Given information:
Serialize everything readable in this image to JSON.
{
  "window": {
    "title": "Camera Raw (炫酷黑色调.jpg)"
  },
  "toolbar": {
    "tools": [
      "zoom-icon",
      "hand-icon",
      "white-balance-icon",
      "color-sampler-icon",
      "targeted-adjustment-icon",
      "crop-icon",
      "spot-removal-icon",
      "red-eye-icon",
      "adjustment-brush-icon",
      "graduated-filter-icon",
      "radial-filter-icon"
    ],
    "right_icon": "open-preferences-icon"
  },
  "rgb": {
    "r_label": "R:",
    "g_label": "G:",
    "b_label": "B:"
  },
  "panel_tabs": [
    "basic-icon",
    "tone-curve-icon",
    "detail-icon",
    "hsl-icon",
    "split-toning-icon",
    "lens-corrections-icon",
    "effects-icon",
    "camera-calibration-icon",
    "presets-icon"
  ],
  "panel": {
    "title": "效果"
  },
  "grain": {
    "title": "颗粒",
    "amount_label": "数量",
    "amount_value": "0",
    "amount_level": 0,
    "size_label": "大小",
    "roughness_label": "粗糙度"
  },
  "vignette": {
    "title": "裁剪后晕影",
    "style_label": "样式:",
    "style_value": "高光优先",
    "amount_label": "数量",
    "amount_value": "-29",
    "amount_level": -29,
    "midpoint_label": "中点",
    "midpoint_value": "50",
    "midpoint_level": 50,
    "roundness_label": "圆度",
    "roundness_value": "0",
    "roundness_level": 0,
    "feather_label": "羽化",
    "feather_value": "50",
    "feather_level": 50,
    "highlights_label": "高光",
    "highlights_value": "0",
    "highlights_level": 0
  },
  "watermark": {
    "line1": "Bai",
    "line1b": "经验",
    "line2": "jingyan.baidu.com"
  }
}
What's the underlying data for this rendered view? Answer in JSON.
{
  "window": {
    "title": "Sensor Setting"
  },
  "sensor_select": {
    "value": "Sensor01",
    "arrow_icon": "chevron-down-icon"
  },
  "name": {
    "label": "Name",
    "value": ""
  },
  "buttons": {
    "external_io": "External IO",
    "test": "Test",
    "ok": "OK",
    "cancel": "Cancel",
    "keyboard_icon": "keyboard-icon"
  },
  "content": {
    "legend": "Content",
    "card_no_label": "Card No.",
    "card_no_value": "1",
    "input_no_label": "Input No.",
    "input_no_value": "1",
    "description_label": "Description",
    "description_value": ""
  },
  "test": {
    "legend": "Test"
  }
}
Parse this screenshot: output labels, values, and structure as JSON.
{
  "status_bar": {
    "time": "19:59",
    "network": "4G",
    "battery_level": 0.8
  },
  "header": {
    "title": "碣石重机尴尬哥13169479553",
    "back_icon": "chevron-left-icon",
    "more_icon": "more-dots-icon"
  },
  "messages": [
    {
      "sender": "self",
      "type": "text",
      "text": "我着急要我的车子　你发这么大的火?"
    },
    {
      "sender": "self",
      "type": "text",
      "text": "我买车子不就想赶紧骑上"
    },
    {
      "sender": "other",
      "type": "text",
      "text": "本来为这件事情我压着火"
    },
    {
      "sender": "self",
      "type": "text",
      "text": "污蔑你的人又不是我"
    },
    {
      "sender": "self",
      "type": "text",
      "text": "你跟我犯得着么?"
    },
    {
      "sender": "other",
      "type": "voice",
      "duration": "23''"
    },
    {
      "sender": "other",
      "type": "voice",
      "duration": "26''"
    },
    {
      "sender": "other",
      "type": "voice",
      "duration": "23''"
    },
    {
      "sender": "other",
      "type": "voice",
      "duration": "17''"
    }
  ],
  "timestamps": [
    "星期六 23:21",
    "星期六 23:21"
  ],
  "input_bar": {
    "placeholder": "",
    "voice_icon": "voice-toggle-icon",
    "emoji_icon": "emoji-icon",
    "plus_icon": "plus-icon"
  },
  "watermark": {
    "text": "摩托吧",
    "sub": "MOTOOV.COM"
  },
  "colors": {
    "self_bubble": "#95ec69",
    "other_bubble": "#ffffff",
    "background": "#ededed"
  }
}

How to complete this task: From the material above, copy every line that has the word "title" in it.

Task solution:
    "title": "Camera Raw (炫酷黑色调.jpg)"
    "title": "效果"
    "title": "颗粒",
    "title": "裁剪后晕影",
    "title": "Sensor Setting"
    "title": "碣石重机尴尬哥13169479553",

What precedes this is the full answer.